And all of that made the shoe look so sad and worn and abandoned that Allister said aloud, "Who would do such a thing?"
Allister crossed the road and crouched down to the shoe. He meant to ask it his question. But, a thought sprang into his mind that stopped him short of speaking. A memory. He remembered that old addage, "Do not judge someone until you've walked a mile in their shoes."
So, Allister took off one of his shoes and set it down on the side of the road. And he set his foot in the abandoned one.
He took a moment to adjust his foot to the new surrounding and began walking.
And he continued walking. For a mile. And more. And more. Even more. And more.
Having lost track of time and distance (which he was apt to do), Allister walked over familiar and unfamiliar terrain.

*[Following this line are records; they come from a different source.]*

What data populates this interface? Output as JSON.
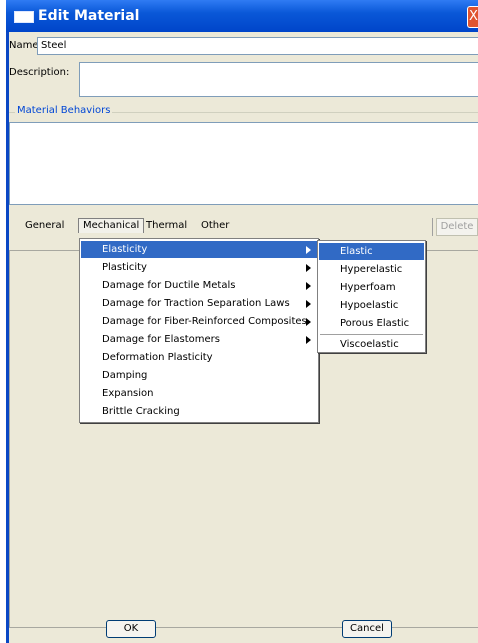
{
  "window": {
    "title": "Edit Material",
    "close_glyph": "X"
  },
  "name": {
    "label": "Name:",
    "value": "Steel"
  },
  "description": {
    "label": "Description:",
    "value": ""
  },
  "behaviors": {
    "title": "Material Behaviors"
  },
  "menubar": {
    "items": [
      "General",
      "Mechanical",
      "Thermal",
      "Other"
    ],
    "delete_label": "Delete"
  },
  "mechanical_menu": [
    {
      "label": "Elasticity",
      "submenu": true,
      "highlighted": true
    },
    {
      "label": "Plasticity",
      "submenu": true
    },
    {
      "label": "Damage for Ductile Metals",
      "submenu": true
    },
    {
      "label": "Damage for Traction Separation Laws",
      "submenu": true
    },
    {
      "label": "Damage for Fiber-Reinforced Composites",
      "submenu": true
    },
    {
      "label": "Damage for Elastomers",
      "submenu": true
    },
    {
      "label": "Deformation Plasticity",
      "submenu": false
    },
    {
      "label": "Damping",
      "submenu": false
    },
    {
      "label": "Expansion",
      "submenu": false
    },
    {
      "label": "Brittle Cracking",
      "submenu": false
    }
  ],
  "elasticity_submenu": [
    {
      "label": "Elastic",
      "highlighted": true
    },
    {
      "label": "Hyperelastic"
    },
    {
      "label": "Hyperfoam"
    },
    {
      "label": "Hypoelastic"
    },
    {
      "label": "Porous Elastic"
    },
    {
      "label": "Viscoelastic"
    }
  ],
  "buttons": {
    "ok": "OK",
    "cancel": "Cancel"
  },
  "colors": {
    "titlebar": "#0a58d8",
    "highlight": "#316ac5",
    "group_title": "#0046d5",
    "dialog_bg": "#ece9d8"
  }
}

He kicked things and tapped things with his shoe. And he walked.
But, eventually, the sun went down (which it was apt to do) and Allister stopped. e had no idea of who the shoe's former owner was, what they looked like, or how he could possibly find them. But, Allister could certianly say that he knew how their feet must have felt. And, by the end of his walk, he had come to one definite conclusion: An addendum needed to be made to that old addage.
"Do not judge someone until you've walked a mile in their shoes. And, once you have walked that mile, do not just leave the shoe/s. That's cruel and, in some places, even against the littering laws." It made the addage longer, no doubt. But, it also made it a complete system that cleaned up after itself.
And Allister set out that evening to tell everyone the new saying.
But, first, he walked miles back to retrieve his own abandoned shoe. .